Criticism of O'Bannon rarely turned personal, though. That reflected his folksy image — his home is a reconstructed barn on the outskirts of the family hometown of Corydon — and the goodwill he had built during 18 years in the Indiana Senate and eight as lieutenant governor.

"Frank O'Bannon was a dedicated public servant and a good and decent man," President Bush said in a statement. "He has served the people of his state with integrity and devotion."

State Rep. Brian Bosma, the Indiana House minority leader, clashed with O'Bannon on policy issues, but knew the governor's positions were deeply held.

"He has always done what he has felt was in the best interest of our state. I would never question his integrity or his service or his dedication," said Bosma.

Sen. Evan Bayh, who was governor when O'Bannon was lieutenant governor, hailed him after he fell ill Monday as "a good man and one of the most decent public servants I've ever had the honor of working with."

O'Bannon won his first term as governor in 1996, narrowly defeating Indianapolis Mayor Stephen Goldsmith, who had advocated bold moves such as school choice and privatization of government services.

Indiana residents traditionally have embraced change only when it honors the past, historian James Madison has written. "When forced to change, they were always able to blend the old with the new."

"I think O'Bannon is a wonderful combination of past, present and future," Madison, a historian at Indiana University, said in 1996.

O'Bannon took positions that many of his Democratic counterparts in other states might deem too conservative. He wanted to place a 7-foot stone monument with the Ten Commandments on the grounds of the state Capitol until the courts said no.

While a legislator, he had been the prime sponsor of the legislation that reimposed Indiana's death penalty in the 1970s. As governor, O'Bannon allowed seven executions to occur without delay but recently granted a 60-day reprieve in one case to allow for DNA testing.

O'Bannon had succeeded his father in the state Senate in 1970 and held the seat until becoming lieutenant governor. He had actually sought the governor's seat in 1987, but after Bayh entered the race, O'Bannon became the much younger man's running mate. The pair won election that year and then won a second term in 1991.

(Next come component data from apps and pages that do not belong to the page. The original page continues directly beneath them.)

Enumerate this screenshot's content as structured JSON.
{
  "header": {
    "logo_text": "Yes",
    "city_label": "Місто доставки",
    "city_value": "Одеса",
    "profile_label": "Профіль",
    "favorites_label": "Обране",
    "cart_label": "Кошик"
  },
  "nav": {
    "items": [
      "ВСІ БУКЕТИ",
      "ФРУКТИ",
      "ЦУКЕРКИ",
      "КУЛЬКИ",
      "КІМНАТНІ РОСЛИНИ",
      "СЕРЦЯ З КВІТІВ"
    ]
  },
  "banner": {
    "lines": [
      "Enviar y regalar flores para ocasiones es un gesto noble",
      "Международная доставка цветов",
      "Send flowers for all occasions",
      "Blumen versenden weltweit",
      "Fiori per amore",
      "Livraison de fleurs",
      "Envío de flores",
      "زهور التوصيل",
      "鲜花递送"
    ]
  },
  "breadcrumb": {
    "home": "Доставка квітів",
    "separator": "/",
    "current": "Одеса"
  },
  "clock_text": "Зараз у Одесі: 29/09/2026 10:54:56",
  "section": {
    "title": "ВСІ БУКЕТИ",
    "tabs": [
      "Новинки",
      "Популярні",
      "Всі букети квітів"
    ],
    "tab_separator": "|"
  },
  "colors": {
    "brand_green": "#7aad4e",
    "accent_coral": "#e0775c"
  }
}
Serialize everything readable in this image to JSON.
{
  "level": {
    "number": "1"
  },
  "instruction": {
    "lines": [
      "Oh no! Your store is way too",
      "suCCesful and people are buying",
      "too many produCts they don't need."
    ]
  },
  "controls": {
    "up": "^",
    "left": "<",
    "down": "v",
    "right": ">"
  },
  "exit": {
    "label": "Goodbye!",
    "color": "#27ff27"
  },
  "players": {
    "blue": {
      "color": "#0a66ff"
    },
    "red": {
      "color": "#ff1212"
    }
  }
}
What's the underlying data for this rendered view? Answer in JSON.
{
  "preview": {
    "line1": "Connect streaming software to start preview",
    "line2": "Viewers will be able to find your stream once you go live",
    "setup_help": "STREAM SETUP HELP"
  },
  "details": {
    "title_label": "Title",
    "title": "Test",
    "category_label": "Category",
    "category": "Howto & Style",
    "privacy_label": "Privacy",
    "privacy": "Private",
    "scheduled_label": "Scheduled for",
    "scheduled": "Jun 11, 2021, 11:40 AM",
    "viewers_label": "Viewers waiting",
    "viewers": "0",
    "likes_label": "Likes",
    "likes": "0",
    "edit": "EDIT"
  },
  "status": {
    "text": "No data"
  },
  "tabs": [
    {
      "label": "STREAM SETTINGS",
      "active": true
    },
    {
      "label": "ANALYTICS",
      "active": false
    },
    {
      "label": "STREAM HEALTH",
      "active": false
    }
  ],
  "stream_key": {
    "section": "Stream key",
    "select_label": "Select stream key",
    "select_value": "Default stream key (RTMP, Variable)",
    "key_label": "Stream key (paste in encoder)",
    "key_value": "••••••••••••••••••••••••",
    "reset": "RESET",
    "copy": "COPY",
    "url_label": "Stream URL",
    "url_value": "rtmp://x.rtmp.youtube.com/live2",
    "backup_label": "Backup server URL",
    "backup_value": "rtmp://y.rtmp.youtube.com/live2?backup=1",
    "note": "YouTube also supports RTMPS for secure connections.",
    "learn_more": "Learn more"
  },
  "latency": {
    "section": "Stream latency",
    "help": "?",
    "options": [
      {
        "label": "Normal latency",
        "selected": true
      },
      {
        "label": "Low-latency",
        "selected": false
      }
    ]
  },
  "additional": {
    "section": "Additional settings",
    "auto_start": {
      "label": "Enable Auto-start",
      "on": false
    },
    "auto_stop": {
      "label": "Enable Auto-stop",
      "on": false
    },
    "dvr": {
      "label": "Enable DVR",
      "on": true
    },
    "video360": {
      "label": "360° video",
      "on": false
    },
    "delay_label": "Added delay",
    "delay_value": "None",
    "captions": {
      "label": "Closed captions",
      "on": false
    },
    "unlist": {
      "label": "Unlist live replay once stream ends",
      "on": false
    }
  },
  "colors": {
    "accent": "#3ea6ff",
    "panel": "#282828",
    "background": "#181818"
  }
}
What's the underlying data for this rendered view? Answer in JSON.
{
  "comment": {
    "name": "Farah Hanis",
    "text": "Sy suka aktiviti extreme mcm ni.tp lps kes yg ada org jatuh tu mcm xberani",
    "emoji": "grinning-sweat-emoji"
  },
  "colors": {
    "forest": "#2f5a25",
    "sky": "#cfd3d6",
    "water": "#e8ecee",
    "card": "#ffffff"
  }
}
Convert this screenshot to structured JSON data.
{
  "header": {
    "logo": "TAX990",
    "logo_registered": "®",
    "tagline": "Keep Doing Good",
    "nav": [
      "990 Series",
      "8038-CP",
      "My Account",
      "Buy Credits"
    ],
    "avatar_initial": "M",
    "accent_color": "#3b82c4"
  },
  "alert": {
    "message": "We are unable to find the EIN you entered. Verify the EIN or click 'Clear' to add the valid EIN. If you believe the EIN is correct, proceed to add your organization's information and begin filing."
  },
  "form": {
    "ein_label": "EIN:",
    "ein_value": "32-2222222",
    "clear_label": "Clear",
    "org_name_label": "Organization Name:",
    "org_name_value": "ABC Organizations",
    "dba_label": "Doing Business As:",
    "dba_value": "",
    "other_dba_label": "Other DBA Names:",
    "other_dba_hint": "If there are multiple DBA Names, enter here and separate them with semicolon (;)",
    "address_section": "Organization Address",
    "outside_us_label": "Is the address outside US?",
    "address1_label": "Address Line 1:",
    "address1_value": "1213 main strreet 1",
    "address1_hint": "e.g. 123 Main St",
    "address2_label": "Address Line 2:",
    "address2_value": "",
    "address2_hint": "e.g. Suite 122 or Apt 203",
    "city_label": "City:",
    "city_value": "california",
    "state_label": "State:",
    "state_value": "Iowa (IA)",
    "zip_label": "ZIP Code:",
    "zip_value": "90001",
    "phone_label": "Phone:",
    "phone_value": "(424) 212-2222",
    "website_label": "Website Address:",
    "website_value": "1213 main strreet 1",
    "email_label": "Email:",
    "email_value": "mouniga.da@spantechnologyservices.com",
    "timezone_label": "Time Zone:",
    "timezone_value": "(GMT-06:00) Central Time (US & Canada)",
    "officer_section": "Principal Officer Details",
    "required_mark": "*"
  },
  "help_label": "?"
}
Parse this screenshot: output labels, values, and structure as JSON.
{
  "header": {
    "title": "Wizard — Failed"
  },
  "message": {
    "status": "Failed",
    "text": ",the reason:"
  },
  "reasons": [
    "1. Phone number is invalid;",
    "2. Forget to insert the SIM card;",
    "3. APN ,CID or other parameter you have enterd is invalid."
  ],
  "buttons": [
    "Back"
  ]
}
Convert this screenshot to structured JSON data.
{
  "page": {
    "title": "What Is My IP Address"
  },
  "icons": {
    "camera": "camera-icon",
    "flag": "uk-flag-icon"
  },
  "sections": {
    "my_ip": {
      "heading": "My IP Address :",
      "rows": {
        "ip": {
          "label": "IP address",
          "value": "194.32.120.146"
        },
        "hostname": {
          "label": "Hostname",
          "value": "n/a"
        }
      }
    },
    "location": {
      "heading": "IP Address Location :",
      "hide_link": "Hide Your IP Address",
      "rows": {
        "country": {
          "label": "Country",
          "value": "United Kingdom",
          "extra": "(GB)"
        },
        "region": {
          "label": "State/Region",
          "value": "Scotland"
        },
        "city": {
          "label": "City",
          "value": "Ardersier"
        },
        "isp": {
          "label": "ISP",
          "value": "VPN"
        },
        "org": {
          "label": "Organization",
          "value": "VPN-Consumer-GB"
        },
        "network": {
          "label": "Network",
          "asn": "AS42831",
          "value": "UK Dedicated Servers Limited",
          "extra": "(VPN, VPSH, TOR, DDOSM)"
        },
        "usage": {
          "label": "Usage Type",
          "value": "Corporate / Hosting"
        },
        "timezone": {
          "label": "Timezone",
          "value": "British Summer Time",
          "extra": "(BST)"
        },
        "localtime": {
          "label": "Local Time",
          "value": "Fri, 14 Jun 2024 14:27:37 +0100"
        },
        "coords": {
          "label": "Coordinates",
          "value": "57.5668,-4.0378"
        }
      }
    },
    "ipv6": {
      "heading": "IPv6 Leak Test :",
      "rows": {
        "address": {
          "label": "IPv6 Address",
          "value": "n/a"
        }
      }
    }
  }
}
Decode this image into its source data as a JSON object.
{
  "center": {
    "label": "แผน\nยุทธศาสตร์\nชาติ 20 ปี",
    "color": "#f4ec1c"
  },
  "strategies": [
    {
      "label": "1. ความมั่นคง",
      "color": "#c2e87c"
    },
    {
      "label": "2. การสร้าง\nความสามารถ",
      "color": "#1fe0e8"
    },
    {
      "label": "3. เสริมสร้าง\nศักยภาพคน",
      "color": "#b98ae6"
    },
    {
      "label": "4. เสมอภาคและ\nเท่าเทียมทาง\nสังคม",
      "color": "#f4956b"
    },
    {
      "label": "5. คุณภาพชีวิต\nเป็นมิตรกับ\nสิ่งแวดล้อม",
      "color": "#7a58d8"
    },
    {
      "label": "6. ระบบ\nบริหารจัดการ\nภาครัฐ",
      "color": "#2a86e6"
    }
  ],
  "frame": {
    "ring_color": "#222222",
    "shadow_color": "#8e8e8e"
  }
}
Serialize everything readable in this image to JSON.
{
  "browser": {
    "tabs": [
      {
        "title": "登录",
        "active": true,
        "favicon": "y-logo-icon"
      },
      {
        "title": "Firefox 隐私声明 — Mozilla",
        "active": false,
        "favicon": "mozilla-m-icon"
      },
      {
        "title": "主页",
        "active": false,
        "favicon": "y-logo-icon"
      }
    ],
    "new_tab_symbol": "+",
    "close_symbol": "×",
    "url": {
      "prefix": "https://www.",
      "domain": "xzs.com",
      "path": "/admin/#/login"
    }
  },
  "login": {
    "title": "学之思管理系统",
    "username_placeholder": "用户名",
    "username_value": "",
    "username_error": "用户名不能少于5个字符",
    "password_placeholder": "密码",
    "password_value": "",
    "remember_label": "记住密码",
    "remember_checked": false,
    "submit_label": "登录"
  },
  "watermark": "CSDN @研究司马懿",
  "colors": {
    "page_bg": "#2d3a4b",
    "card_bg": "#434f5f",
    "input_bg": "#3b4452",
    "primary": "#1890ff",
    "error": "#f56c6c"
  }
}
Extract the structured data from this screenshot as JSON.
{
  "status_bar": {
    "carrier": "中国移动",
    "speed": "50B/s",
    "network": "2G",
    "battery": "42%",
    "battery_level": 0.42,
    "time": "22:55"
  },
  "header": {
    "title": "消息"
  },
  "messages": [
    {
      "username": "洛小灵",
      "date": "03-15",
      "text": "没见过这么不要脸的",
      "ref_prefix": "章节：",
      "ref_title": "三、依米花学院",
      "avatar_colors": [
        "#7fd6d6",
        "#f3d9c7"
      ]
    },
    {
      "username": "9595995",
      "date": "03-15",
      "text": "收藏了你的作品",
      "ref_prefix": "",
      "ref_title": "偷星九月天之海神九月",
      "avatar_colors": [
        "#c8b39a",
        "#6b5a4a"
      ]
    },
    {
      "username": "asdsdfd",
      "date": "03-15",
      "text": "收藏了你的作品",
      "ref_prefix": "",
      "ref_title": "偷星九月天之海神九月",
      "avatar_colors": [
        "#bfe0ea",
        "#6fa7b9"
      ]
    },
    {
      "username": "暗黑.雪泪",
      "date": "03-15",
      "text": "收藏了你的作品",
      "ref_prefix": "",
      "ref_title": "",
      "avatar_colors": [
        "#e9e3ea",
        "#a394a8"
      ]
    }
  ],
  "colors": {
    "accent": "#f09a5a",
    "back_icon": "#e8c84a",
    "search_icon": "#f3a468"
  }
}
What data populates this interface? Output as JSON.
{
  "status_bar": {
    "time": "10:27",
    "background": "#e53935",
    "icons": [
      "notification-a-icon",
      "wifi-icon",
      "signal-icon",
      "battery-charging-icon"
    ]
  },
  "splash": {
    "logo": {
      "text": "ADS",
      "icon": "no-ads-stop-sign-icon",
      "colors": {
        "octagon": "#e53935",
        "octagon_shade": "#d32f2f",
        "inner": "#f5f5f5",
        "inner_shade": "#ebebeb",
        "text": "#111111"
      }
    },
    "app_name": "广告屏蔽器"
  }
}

As lieutenant governor, O'Bannon quietly built ties with farmers, business people and party leaders in preparation for his own gubernatorial run. He was not opposed when he sought the Democratic nomination for governor in 1996.

"Frank O'Bannon is the ultimate public servant, the kind of public servant we should all strive to be," said Vi Simpson, who served with him in the Indiana Senate. "He could have gone down many roads, and he chose a lifetime of devotion and dedication to the people of this state."

O'Bannon received a bachelor's degree in government from Indiana University in 1952. He served two years in the Air Force and then earned his law degree from IU in 1957.

That same year he married Judy Asmus, whom he had met on a blind date in college. They returned to Corydon, where he started a law practice and spent time at the family-owned newspaper, the Corydon Democrat. Even as governor, he remained chairman of the O'Bannon Publishing Co., which publishes weekly newspapers in Harrison and Crawford counties.

The O'Bannons have three children, Polly, Jennifer and Jonathon, and five grandchildren.